This temporary piece is an exploration of aerial landscape, the relationship between macro and micro imagery, and the visual and audio distortion caused when moving quickly towards earth from the air. This installation is an amalgamation of a variety of elements : aerial photos that I took while traveling over the Nushagak river, detail photos of dense tundra foliage, layering of rapid succession photos I made of tide and stream action, drawings and prints that initially described the spongy, grass covered landscape of the tundra. All of these elements were gathered up, digitally altered and printed to produce layers of translucent, fluid and blurred information taken from this specific landscape.
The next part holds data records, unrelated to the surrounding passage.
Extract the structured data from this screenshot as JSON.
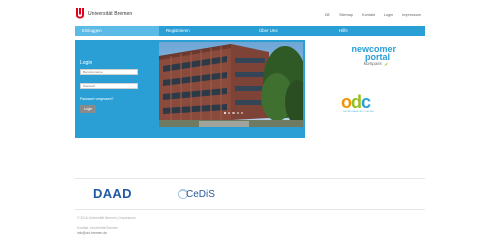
{
  "header": {
    "logo_text": "Universität Bremen",
    "top_links": [
      "DE",
      "Sitemap",
      "Kontakt",
      "Login",
      "Impressum"
    ]
  },
  "nav": {
    "items": [
      "Einloggen",
      "Registrieren",
      "Über Uns",
      "Hilfe"
    ],
    "active_index": 0
  },
  "login": {
    "title": "Login",
    "username_placeholder": "Benutzername",
    "password_placeholder": "Passwort",
    "forgot_link": "Passwort vergessen?",
    "login_button": "Login"
  },
  "slider": {
    "dot_count": 5,
    "active_dot": 0
  },
  "newcomer_logo": {
    "line1": "newcomer",
    "line2": "portal",
    "line3": "kompass"
  },
  "odc_logo": {
    "letters": [
      "o",
      "d",
      "c"
    ],
    "subtitle": "ONLINE DIAGNOSTIC CENTER"
  },
  "footer": {
    "daad": "DAAD",
    "cedis": "CeDiS",
    "copyright": "© 2016 Universität Bremen | Impressum",
    "contact_line1": "Kontakt: Universität Bremen",
    "contact_line2": "info@uni-bremen.de"
  },
  "colors": {
    "primary": "#2a9fd6",
    "nav_active": "#5bbae6",
    "button_grey": "#8a8a8a",
    "uni_red": "#e2001a",
    "daad_blue": "#1e5aa5",
    "odc_o": "#f39200",
    "odc_d": "#95c11f",
    "odc_c": "#2a9fd6"
  }
}
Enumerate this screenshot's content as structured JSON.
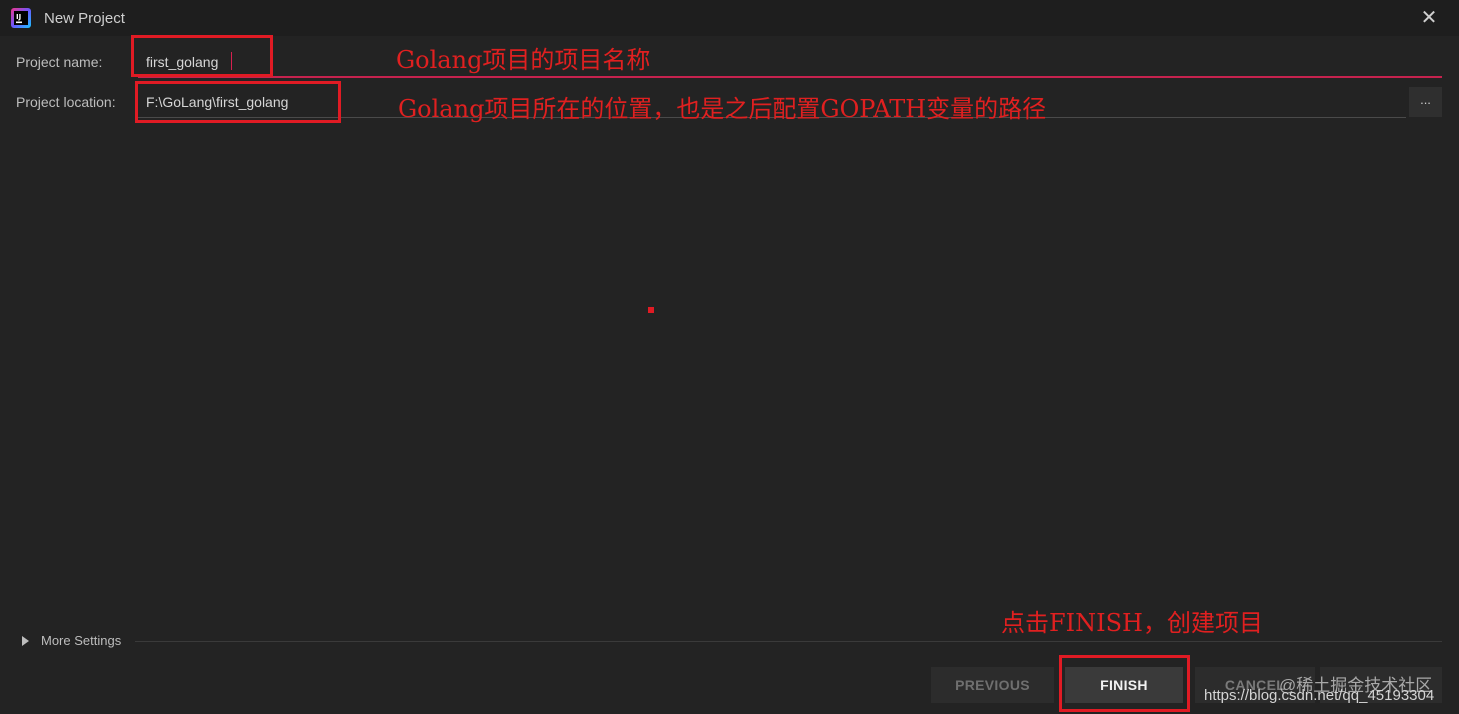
{
  "window": {
    "title": "New Project",
    "close_glyph": "✕"
  },
  "form": {
    "name_label": "Project name:",
    "name_value": "first_golang",
    "location_label": "Project location:",
    "location_value": "F:\\GoLang\\first_golang",
    "browse_label": "..."
  },
  "annotations": {
    "name_note": "Golang项目的项目名称",
    "location_note": "Golang项目所在的位置，也是之后配置GOPATH变量的路径",
    "finish_note": "点击FINISH，创建项目"
  },
  "more_settings": {
    "label": "More Settings"
  },
  "buttons": {
    "previous": "PREVIOUS",
    "finish": "FINISH",
    "cancel": "CANCEL"
  },
  "watermark": {
    "community": "@稀土掘金技术社区",
    "url": "https://blog.csdn.net/qq_45193304"
  },
  "colors": {
    "accent": "#c6224e",
    "annotation_red": "#e01b24",
    "background": "#232323"
  },
  "icons": {
    "app": "jetbrains-goland-icon",
    "close": "close-icon",
    "expand": "triangle-right-icon"
  }
}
I printed on a variety of white silk fabrics in subtly different textures, weaves and surface sheen to produce a slight shimmer to unite the fragmented portions of the installation. Creating a large piece by breaking things apart is in a sense the opposite of many of my works, which work to unite smaller segments to produce an image with recognizably connected elements. The black river on the wall is meant to create a sense of deep, wild power that both cuts through the image and also pulls the disparate elements together. The printed and pinned fragments describe the land in a tiled, cellular way that is either beginning to form order out of chaos, or is in the process of exploding.
yupik translation "they exploded"